It’s an enviable job to select the music that gets used in blockbuster movies, but it takes a lot of knowledge to seamlessly pair sections of catchy tracks to scenes in order to create the right ambience...
Black Mass, director Scott Cooper gets it spot on in the story of FBI Agent John Connolly (Joel Edgerton) and Irish hoodlum James “Whitey” Bulger (Johnny Depp) joining forces in 1970's Boston to defeat a common enemy - the Italian Mob.
Aside from acting master classes from Depp and Edgerton, the pitch-perfect script is complemented by a brilliant score and a line-up of classic, cool tracks that still don’t sound old and lesser known ditties that perfectly set the scene.So here's our top 5 in no particular order.
1) War Child - Blondie.
Despite dripping with electropop glamour, beneath the sheen lies a serious message about war. Over the crackle and pop of the high-voltage synth intro, the bray of trumpets, and a catchy guitar riff, Blondie tells us:
"I need city lights
Defence and weaponry
No way of knowing
My life expectancy"
This, too, is the credo of Whitey Bulger. Make no mistake, here is a ruthless man at war with the Mafia and he will stop at nothing to bring them down. Blondie sings that she is a war child, which of course she is, having been born in 1945. There is a sense in which Bulger and his ilk, are war children, too, born into a life of crime.
2) The Two Lonely People - Bill Evans

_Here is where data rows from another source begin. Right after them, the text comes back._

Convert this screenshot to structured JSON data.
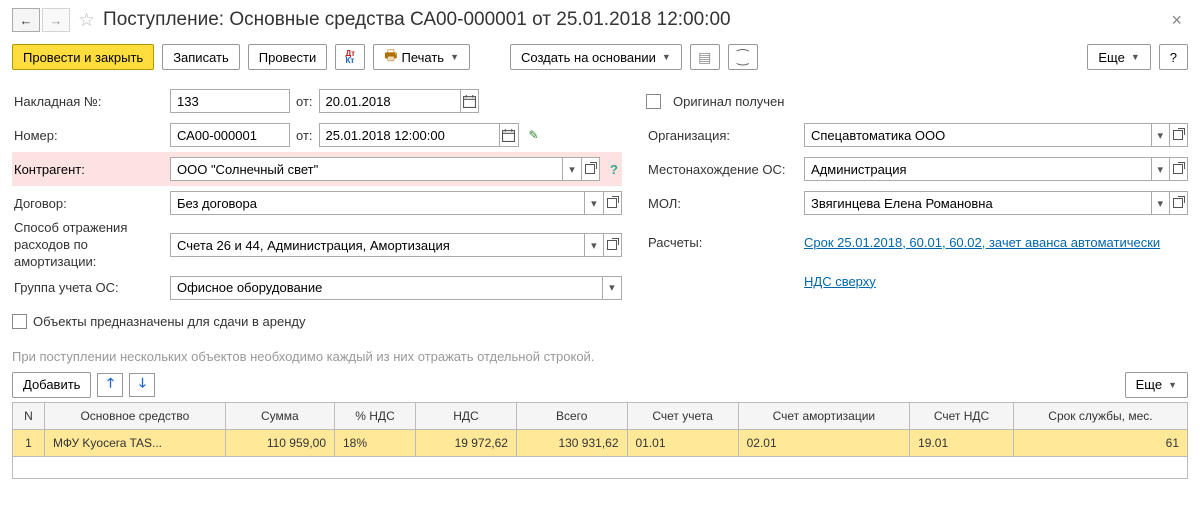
{
  "header": {
    "title": "Поступление: Основные средства СА00-000001 от 25.01.2018 12:00:00"
  },
  "toolbar": {
    "post_close": "Провести и закрыть",
    "save": "Записать",
    "post": "Провести",
    "print": "Печать",
    "create_based": "Создать на основании",
    "more": "Еще",
    "help": "?"
  },
  "form": {
    "invoice_no_label": "Накладная №:",
    "invoice_no": "133",
    "from_label": "от:",
    "invoice_date": "20.01.2018",
    "number_label": "Номер:",
    "number": "СА00-000001",
    "number_date": "25.01.2018 12:00:00",
    "contragent_label": "Контрагент:",
    "contragent": "ООО \"Солнечный свет\"",
    "contract_label": "Договор:",
    "contract": "Без договора",
    "exp_method_label": "Способ отражения расходов по амортизации:",
    "exp_method": "Счета 26 и 44, Администрация, Амортизация",
    "os_group_label": "Группа учета ОС:",
    "os_group": "Офисное оборудование",
    "lease_label": "Объекты предназначены для сдачи в аренду",
    "original_label": "Оригинал получен",
    "org_label": "Организация:",
    "org": "Спецавтоматика ООО",
    "location_label": "Местонахождение ОС:",
    "location": "Администрация",
    "mol_label": "МОЛ:",
    "mol": "Звягинцева Елена Романовна",
    "calc_label": "Расчеты:",
    "calc_link": "Срок 25.01.2018, 60.01, 60.02, зачет аванса автоматически",
    "vat_link": "НДС сверху"
  },
  "note": "При поступлении нескольких объектов необходимо каждый из них отражать отдельной строкой.",
  "table_toolbar": {
    "add": "Добавить",
    "more": "Еще"
  },
  "table": {
    "cols": {
      "n": "N",
      "asset": "Основное средство",
      "sum": "Сумма",
      "vat_pct": "% НДС",
      "vat": "НДС",
      "total": "Всего",
      "acct": "Счет учета",
      "acct_amort": "Счет амортизации",
      "acct_vat": "Счет НДС",
      "life": "Срок службы, мес."
    },
    "rows": [
      {
        "n": "1",
        "asset": "МФУ Kyocera TAS...",
        "sum": "110 959,00",
        "vat_pct": "18%",
        "vat": "19 972,62",
        "total": "130 931,62",
        "acct": "01.01",
        "acct_amort": "02.01",
        "acct_vat": "19.01",
        "life": "61"
      }
    ]
  }
}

Bill Evans was a titan of the jazz piano, every bit as influential of Miles Davies, Coltrane and Herbie Hancock. Born in New Jersey in 1929, he was a trained classical pianist and it shows in this wistful piece. Quintessentially American and achingly melancholy, it serves to remind us that “Whitey” Bulger and John Conolly are two lonely, people too.
Evidently, the director of Black Mass, Scott Cooper, has eclectic tastes when it comes to music. Take this sizzling salsa confection from Willie Colón, one of the leading lights of New York’s Nueva Salsa scene in the 1970’s. Colón is a ‘Nuyorican’ (a Puerto Rican born in New York) and here his trombone is on top form. On the album cover Colón cast himself in the role of gangster, standing over the corpse of one of his victims, which has echoes of Bulger. Coincidence?
4) The Christmas Song – Dexter Gordon
Since Christmas is almost upon us, we couldn’t resist this classic from virtuoso tenor saxophonist, “Long Tall” Dexter Gordon. Milking every drop of sentiment from the 1946 carol, his sax is as warm as an open fire in December. The piece gives the director ample opportunity for irony: Bulger is a heartless kingpin who wouldn’t think twice at shooting you dead, but at the same time, he’s a family man, a devout Catholic and according to Johnny Depp not without honour: “First and foremost, Jimmy Bulger is—in his own mind and his own heart—a man of honor. “
Finally, comes ‘Slave’ from the Rolling Stones’ 1981 album “Tattoo You.” “Don't wanna be your slave” Screams Jagger, in his inimitable falsetto. Many saw and see Bulger as a rock-star of crime. But was he? You decide.
These are just 5 of the 16 tunes on the soundtrack, each outstanding in their own way. Let us know which one is your favourite and why!